Lawrence’s historic Carnegie Library houses the offices of Freedom’s Frontier National Heritage Area.

In the building’s upstairs galleries, visitors can learn about the 1854 Kansas-Nebraska Act, which allowed Kansas Territory settlers the choice to be a slave state or a free state. Migrants from both sides of the issue poured into Kansas to stake a claim for their cause. Called “Bleeding Kansas,” the violent period erupted into a full-blown border war between the “free-staters” and the Missouri “border ruffians.” Known for helping runaway slaves, the city of Lawrence became a flash point as pro-slavers held the city responsible for Union raids into Missouri. On August 21, 1863, William Quantrill and his band of guerrillas took revenge on Lawrence, ravaging denizens, setting fire to buildings, and killing nearly 150 men.

Constructed in 1904, the Carnegie building served as Lawrence’s public library for nearly 75 years. As one of the city’s few unsegregated public facilities during the Jim Crow era, it was regularly visited by the area’s Black residents, including a young Langston Hughes, who began his lifelong love of poetry, literature, and writing on the Carnegie Library’s first floor.

The building was added to the National Register of Historic Places in 1975.
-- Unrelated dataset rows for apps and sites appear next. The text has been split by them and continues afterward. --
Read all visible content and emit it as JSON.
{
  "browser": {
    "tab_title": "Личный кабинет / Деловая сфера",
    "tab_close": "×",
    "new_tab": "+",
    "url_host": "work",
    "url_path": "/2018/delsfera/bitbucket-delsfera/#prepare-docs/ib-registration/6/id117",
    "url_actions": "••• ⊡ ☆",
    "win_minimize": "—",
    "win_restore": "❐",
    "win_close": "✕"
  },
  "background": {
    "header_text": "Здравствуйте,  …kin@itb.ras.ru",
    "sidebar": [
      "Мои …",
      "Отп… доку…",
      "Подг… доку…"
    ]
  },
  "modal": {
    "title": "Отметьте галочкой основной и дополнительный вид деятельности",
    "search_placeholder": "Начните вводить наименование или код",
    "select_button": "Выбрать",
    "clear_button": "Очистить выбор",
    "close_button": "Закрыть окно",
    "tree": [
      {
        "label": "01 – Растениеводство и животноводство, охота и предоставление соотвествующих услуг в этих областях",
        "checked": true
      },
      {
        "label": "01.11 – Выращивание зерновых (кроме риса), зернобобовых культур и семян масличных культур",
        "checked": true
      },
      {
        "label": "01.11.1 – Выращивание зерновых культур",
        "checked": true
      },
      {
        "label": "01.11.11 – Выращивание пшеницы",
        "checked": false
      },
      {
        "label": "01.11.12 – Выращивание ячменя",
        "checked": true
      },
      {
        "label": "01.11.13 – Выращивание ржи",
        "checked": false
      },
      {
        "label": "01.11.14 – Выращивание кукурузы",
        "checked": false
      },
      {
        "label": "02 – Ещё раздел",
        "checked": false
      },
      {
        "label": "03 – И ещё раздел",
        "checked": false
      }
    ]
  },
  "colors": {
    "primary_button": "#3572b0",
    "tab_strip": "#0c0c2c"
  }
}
The Carnegie Library’s Heritage Room and West Gallery are available to view by appointment Tuesday through Friday, 9 a.m. to 4 p.m.

Click here to make an appointment.